Boulder Twitter operation loses 38 by resignation
BOULDER — Laid-off Twitter Inc. employees in Boulder will now be joined by an additional 38 workers — mostly engineers and designers — who have resigned.
They join the 87 employees who were laid off Nov. 4 in an action that the company’s new owner, Elon Musk, said was necessary to make the social-media company financially successful.
Notice of the 38 resignations was filed today with the Colorado Department of Labor and Employment, although Twitter’s letter to the agency said it didn’t consider itself legally obligated to provide the notice.
While exact numbers of employees remaining is not known, it is estimated that the company now employs well under 100 in the Boulder market; it once had 300 in the community, although some worked remotely.
The company moved or was moving everyone into a 65,000 square-foot facility at 3401 Bluff St.
Twitter first came to Boulder in 2014 with its acquisition of the social media application programming interface company Gnip Inc. It expanded its presence in 2016 by leasing 30,000 square feet in the Wencel Building in downtown Boulder, doubling its employee count in the city to about 200.
Then in 2020, it leased 65,000 square feet in the S’Park office park in northeast Boulder, bringing its headcount to around 300. This year, Twitter vacated its Wencel Building offices.
John Tayer, president and CEO of the Boulder Chamber, said he had no new information since the layoff notice was filed Nov. 4. “We can’t know now how they’ll deal with that space,” Tayer said Monday.
He said previously that the laid-off workforce would likely find new homes at tech companies in Boulder, given the community’s low unemployment rate and the high demand for skilled workers.
Twitter was founded in 2006 and at one time had 100 million users. In April this year, Musk began negotiations to buy the company, which he accomplished Oct. 27 for $44 billion. He named himself as CEO.
Within a week, he laid off half of the worldwide company’s 7,500 workers and shortly thereafter ordered all the remaining employees to return to the office after a COVID-related work-from-home strategy. He said he would personally need to approve any exceptions to the order.

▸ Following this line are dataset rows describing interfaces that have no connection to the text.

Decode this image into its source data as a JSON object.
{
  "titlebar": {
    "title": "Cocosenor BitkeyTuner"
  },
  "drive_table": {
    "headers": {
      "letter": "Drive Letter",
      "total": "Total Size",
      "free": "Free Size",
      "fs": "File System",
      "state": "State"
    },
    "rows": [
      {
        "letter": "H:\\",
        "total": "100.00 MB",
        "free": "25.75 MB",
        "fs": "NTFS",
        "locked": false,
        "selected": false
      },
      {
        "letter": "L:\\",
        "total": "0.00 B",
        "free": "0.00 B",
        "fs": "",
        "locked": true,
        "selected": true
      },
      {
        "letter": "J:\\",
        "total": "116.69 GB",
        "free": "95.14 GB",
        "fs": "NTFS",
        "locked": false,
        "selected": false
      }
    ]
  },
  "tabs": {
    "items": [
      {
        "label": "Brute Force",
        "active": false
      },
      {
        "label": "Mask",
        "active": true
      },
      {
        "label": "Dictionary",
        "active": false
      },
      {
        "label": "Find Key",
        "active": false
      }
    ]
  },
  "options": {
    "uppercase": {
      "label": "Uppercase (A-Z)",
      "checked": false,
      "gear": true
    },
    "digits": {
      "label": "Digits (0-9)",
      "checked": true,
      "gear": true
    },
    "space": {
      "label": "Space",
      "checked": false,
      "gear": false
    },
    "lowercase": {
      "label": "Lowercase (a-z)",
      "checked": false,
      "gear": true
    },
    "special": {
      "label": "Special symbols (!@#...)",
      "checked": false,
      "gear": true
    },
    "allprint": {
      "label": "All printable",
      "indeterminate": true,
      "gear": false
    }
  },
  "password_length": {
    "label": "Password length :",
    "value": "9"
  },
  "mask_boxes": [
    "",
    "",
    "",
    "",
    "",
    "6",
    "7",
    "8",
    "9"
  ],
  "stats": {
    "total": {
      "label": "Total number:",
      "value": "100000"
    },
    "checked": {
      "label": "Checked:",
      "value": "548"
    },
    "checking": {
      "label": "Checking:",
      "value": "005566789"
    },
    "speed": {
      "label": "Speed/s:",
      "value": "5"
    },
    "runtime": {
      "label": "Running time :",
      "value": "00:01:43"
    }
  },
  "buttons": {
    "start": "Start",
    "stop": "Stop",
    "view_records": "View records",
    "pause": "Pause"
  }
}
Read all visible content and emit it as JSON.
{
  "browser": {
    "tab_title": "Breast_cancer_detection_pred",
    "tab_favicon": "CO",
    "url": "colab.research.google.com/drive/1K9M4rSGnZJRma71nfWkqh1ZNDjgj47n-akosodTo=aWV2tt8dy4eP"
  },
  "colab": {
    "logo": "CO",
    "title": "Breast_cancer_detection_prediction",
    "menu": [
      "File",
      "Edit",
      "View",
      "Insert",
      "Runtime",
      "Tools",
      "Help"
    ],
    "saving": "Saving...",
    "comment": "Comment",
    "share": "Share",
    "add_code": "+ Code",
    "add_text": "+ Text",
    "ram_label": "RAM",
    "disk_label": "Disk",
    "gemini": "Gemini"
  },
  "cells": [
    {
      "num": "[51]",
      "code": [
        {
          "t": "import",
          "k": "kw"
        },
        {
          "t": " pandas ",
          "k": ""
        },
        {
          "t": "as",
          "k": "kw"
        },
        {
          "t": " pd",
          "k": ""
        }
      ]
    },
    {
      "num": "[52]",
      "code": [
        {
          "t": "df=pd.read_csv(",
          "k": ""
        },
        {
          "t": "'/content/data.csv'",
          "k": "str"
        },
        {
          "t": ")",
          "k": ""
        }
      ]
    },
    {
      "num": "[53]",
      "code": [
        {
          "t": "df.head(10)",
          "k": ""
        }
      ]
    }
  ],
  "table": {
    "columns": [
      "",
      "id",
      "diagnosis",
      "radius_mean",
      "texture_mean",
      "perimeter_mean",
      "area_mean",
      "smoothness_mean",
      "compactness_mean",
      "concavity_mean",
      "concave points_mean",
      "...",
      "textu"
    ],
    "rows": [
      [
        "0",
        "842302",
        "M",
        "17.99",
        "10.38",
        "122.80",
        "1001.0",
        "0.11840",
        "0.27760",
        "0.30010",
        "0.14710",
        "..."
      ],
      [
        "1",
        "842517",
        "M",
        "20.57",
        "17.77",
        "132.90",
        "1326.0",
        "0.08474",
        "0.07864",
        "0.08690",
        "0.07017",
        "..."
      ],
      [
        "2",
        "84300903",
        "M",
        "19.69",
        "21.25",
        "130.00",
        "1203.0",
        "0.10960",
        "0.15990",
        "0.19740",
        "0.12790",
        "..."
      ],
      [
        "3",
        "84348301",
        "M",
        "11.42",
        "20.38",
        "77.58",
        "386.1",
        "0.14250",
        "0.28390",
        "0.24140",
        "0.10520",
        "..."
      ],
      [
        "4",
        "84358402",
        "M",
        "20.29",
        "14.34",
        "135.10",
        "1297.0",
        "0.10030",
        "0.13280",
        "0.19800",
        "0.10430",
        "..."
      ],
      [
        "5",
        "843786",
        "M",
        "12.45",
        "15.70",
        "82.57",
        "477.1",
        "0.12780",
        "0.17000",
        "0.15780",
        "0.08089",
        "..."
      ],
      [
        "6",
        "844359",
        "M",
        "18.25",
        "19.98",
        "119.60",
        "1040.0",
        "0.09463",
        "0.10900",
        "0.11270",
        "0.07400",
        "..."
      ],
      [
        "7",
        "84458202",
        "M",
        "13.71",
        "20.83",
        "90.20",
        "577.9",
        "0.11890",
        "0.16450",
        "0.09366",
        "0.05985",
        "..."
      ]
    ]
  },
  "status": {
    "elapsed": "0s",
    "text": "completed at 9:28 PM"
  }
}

He told staff in early November, according to a San Francisco Chronicle report, that the company was losing $4 million a day. Media Matters for America reported that half of Twitter’s top 100 advertisers, accounting for $750 million in revenue this year alone, have left the platform since the change of ownership. The platform’s ability to moderate its content and the restoration of accounts for controversial persons such as former president Donald Trump were among the reasons given.